**Exercise description:**
Across the entries below, determine how many lines include the word "Address". State only the resulting number.
------ Material for this exercise
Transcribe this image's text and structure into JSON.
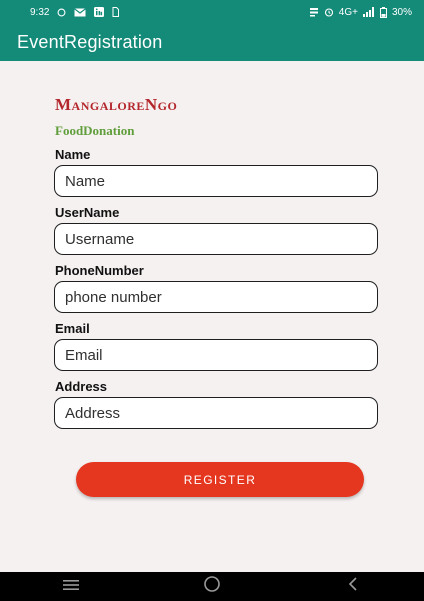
{
  "status_bar": {
    "time": "9:32",
    "network_label": "4G+",
    "battery": "30%",
    "icons": [
      "whatsapp-icon",
      "mail-icon",
      "linkedin-icon",
      "sim-icon",
      "data-speed-icon",
      "alarm-icon",
      "signal-icon",
      "battery-icon"
    ]
  },
  "app_bar": {
    "title": "EventRegistration"
  },
  "header": {
    "title": "MangaloreNgo",
    "subtitle": "FoodDonation"
  },
  "form": {
    "fields": [
      {
        "label": "Name",
        "placeholder": "Name"
      },
      {
        "label": "UserName",
        "placeholder": "Username"
      },
      {
        "label": "PhoneNumber",
        "placeholder": "phone number"
      },
      {
        "label": "Email",
        "placeholder": "Email"
      },
      {
        "label": "Address",
        "placeholder": "Address"
      }
    ],
    "register_label": "REGISTER"
  },
  "nav_bar": {
    "icons": [
      "recent-apps-icon",
      "home-icon",
      "back-icon"
    ]
  },
  "colors": {
    "app_bar": "#148a79",
    "title": "#b3262b",
    "subtitle": "#5f9e3b",
    "register": "#e5361f",
    "background": "#f6f1f1"
  }
}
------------
**Answer box:**
2